A processed food is anything we eat that we’ve changed on purpose in some way from its natural state. We call the process that causes the change ‘food processing’, and we’ve been doing it for thousands – even millions – of years.
Simple processing includes things like bagging, washing and cutting up food. This doesn’t change it too much. Heavier processing includes cooking, adding preservatives, sugars or salt, combining foods, or changing their textures. It is more likely to change the properties of a food and also how good it is for us. When people talk about “processed foods” they usually mean heavily processed ones like snacks and convenience foods.
Washing, cooking or chilling food to kill harmful bacteria are examples of processing which can make food safer. Adding lots of sugars, fats, or salt are examples of processing which can make it less healthy. We need to balance the helpful and harmful.
There are different degrees of food processing
We can think of processed foods as falling on a scale depending on their level of processing:
Simple processing keeps most of a food’s natural physical, chemical, and nutritional properties. We do it when we wash, clean, bag and cut up fresh food.
Minimal to moderate processing changes more food properties. It includes blanching*, cooking, freezing, drying, juicing and extracting, crushing, mincing, pickling and canning; it’s also processes like pasteurising, refining and milling. It can involve adding ingredients like fats, oils, sugars and sweeteners, salt, flavours, and preservatives; or using processes like baking to combine foods and change their structure.
Heavy processing involves even more ingredients (including additives: emulsifiers, colours, and stabilisers) and more complex chemical or physical processes (like adding hydrogen to saturate unsaturated fats, water to plump up bacon, or carbon dioxide to make fizzy drinks). This further changes the structure, taste, time it will last, texture, and nutritional value of foods. It creates the products most people think of as “processed foods”: crackers, snacks, cakes, biscuits, deli meats (like salami, ham and bacon), cook-in sauces, breakfast cereals, soft drinks … all the way up to convenience foods and ready-to-eat meals.
Why do we process foods?
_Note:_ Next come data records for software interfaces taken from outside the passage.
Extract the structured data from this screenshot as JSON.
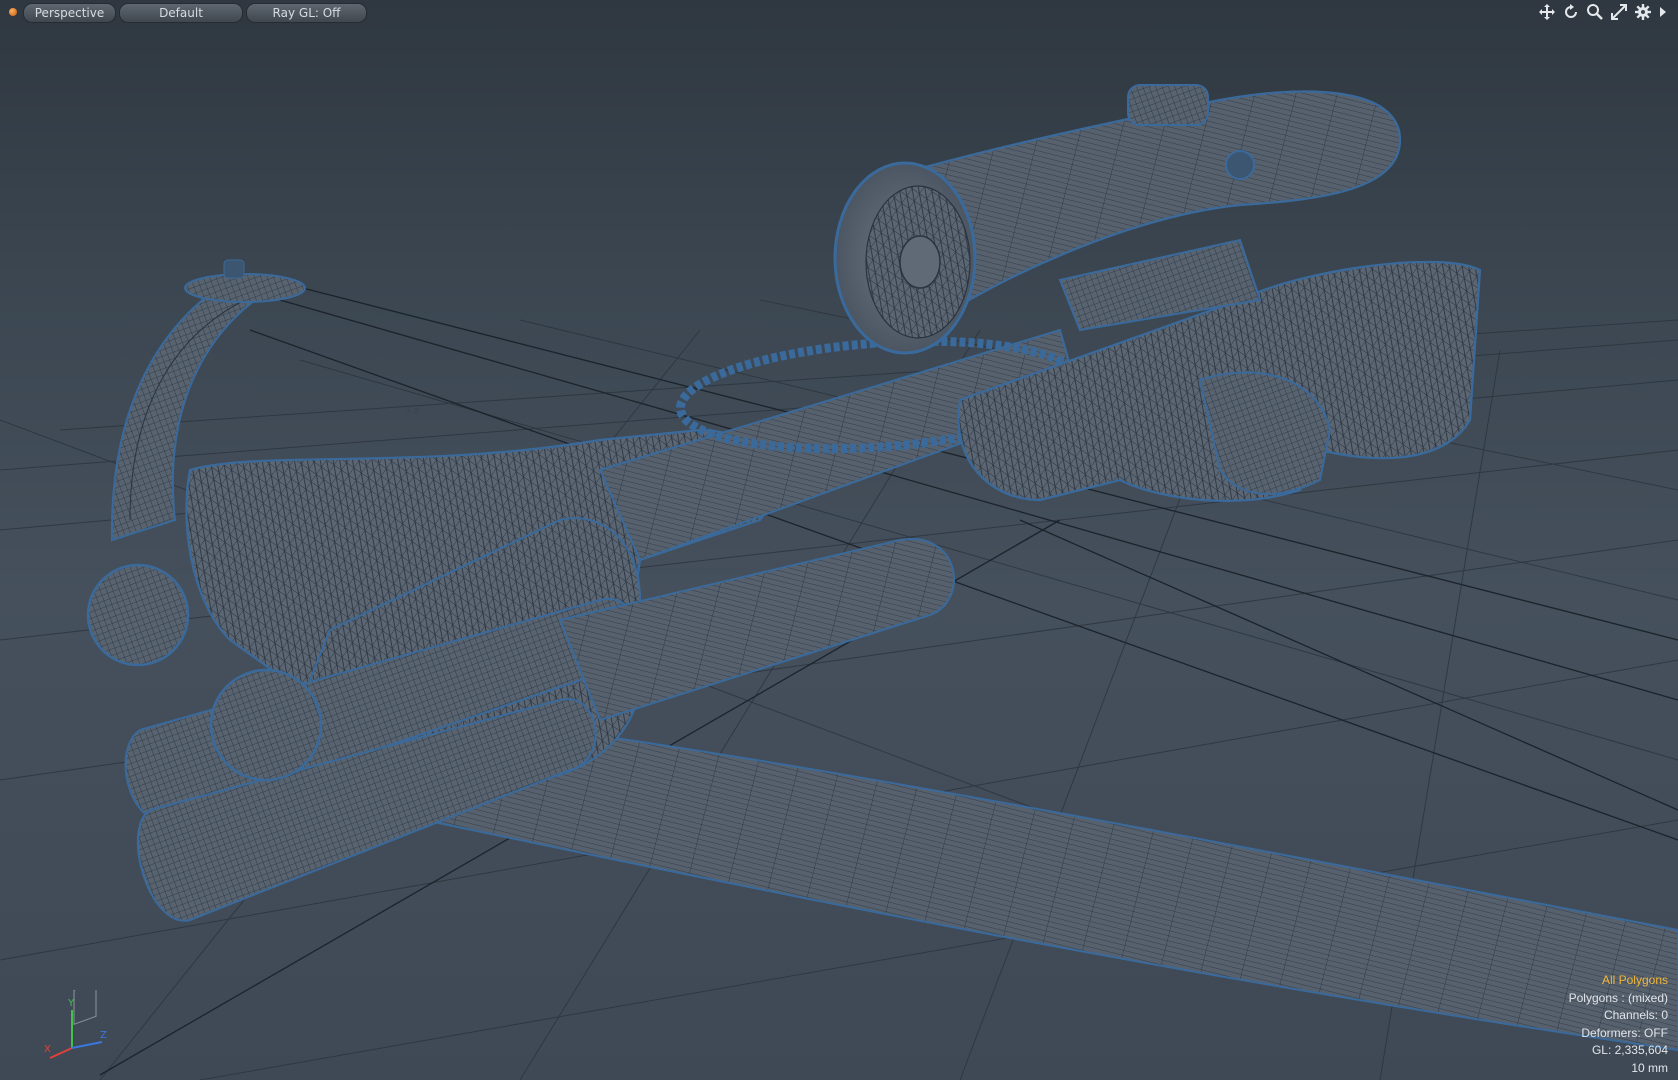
{
  "toolbar": {
    "view_label": "Perspective",
    "style_label": "Default",
    "raygl_label": "Ray GL: Off",
    "icons": [
      "move-icon",
      "rotate-icon",
      "zoom-icon",
      "fit-icon",
      "gear-icon",
      "arrow-right-icon"
    ]
  },
  "info": {
    "selection": "All Polygons",
    "polygons": "Polygons : (mixed)",
    "channels": "Channels: 0",
    "deformers": "Deformers: OFF",
    "gl": "GL: 2,335,604",
    "unit": "10 mm"
  },
  "axes": {
    "x": "X",
    "y": "Y",
    "z": "Z"
  },
  "colors": {
    "accent": "#f2b63a",
    "wire": "#1e2a36",
    "mesh_edge": "#3a6a9c",
    "mesh_fill": "#5a6470"
  }
}
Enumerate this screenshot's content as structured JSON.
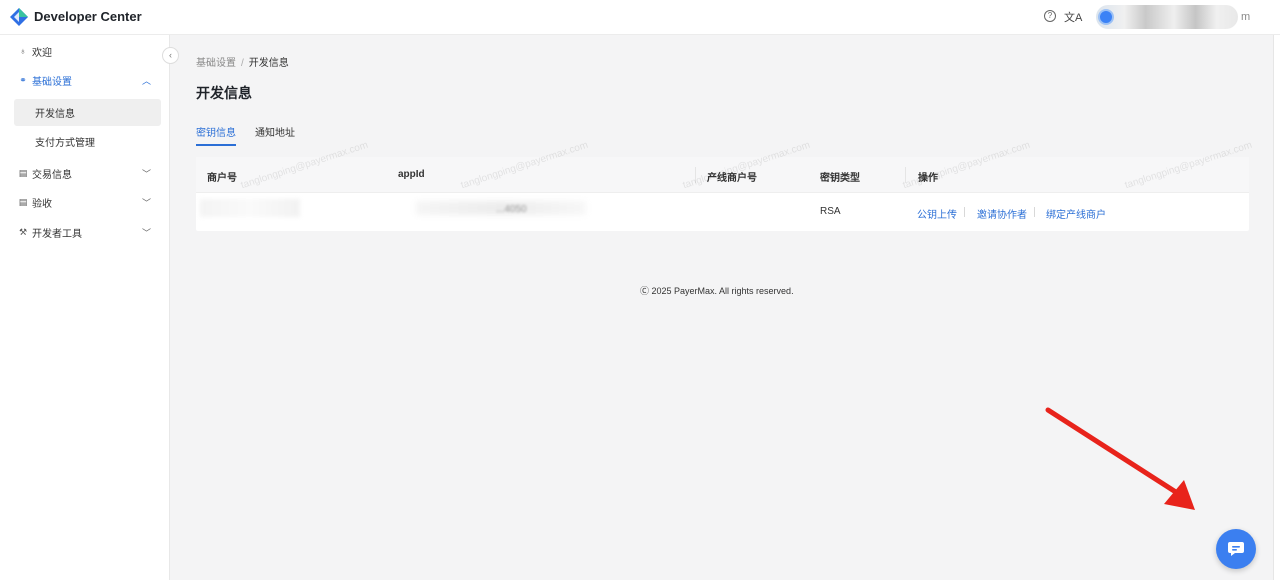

To help ourselves. Simple or minimal processing makes foods cleaner and easier to eat and transport. We also process foods to make them suitable or safe to eat (e.g. milling grain, boiling raw potatoes, pressing oil, pasteurising milk, or cooking meat). Some processes (like blanching*, canning and freezing) preserve foods so we can enjoy them safely at our convenience and out of season. But we also process foods to make them more appealing – whether by adding sugar, fats and salt for taste, removing some fats, swapping artificial sweeteners for sugars, removing fibrous husks, adding or removing caffeine, adding vitamins or minerals, altering textures, or using preservatives to make foods last longer.
Sometimes processed foods may not be the best choice
Some processed foods encourage us to eat more salt, sugar and fat (especially saturated) than we need, and various substances about which we know very little. Our understanding of what’s in a food usually decreases as processing increases, so it’s harder to make healthy food choices. Processing can also alter concentrations of key nutrients.
Sometimes processed foods are helpful
However, many processed foods have a place in our lives – and not just because they keep foods safe from unwanted bacteria. If someone is busy, being able to use frozen, pre-cut, or washed fruits and vegetables for a meal could make the difference between eating them or deciding not to; canned foods like cooked kidney beans or tuna provide nutritious foods we might not have time to prepare safely or at all; and affordable tinned foods like tomatoes, fruit salad and pineapple can add useful amounts of vitamin C to our diet.
*Briefly putting food in boiling water or steam to stop the enzymes that break it down from working.